• TASK DETAILS
Print the following entries without any change.
== TASK INPUT ==
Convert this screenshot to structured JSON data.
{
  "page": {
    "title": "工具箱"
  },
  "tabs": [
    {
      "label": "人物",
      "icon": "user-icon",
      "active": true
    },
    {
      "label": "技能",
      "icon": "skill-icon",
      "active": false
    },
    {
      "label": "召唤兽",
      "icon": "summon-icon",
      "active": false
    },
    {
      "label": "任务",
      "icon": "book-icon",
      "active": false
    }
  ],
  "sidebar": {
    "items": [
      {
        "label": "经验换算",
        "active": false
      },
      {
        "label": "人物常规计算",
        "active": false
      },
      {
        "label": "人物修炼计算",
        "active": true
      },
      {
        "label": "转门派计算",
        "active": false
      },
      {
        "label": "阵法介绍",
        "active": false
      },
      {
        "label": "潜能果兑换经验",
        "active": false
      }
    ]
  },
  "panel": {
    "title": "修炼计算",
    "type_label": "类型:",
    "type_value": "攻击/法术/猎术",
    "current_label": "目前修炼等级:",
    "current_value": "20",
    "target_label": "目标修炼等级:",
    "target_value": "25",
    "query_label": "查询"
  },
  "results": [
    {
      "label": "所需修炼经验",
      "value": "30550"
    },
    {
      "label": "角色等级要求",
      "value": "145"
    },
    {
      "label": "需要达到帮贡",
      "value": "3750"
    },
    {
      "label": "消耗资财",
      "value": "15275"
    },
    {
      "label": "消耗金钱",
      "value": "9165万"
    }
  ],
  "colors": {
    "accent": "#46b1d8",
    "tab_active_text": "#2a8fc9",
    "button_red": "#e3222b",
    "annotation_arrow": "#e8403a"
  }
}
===
• WRITTEN REPLY
Convert this screenshot to structured JSON data.
{
  "page": {
    "title": "工具箱"
  },
  "tabs": [
    {
      "label": "人物",
      "icon": "user-icon",
      "active": true
    },
    {
      "label": "技能",
      "icon": "skill-icon",
      "active": false
    },
    {
      "label": "召唤兽",
      "icon": "summon-icon",
      "active": false
    },
    {
      "label": "任务",
      "icon": "book-icon",
      "active": false
    }
  ],
  "sidebar": {
    "items": [
      {
        "label": "经验换算",
        "active": false
      },
      {
        "label": "人物常规计算",
        "active": false
      },
      {
        "label": "人物修炼计算",
        "active": true
      },
      {
        "label": "转门派计算",
        "active": false
      },
      {
        "label": "阵法介绍",
        "active": false
      },
      {
        "label": "潜能果兑换经验",
        "active": false
      }
    ]
  },
  "panel": {
    "title": "修炼计算",
    "type_label": "类型:",
    "type_value": "攻击/法术/猎术",
    "current_label": "目前修炼等级:",
    "current_value": "20",
    "target_label": "目标修炼等级:",
    "target_value": "25",
    "query_label": "查询"
  },
  "results": [
    {
      "label": "所需修炼经验",
      "value": "30550"
    },
    {
      "label": "角色等级要求",
      "value": "145"
    },
    {
      "label": "需要达到帮贡",
      "value": "3750"
    },
    {
      "label": "消耗资财",
      "value": "15275"
    },
    {
      "label": "消耗金钱",
      "value": "9165万"
    }
  ],
  "colors": {
    "accent": "#46b1d8",
    "tab_active_text": "#2a8fc9",
    "button_red": "#e3222b",
    "annotation_arrow": "#e8403a"
  }
}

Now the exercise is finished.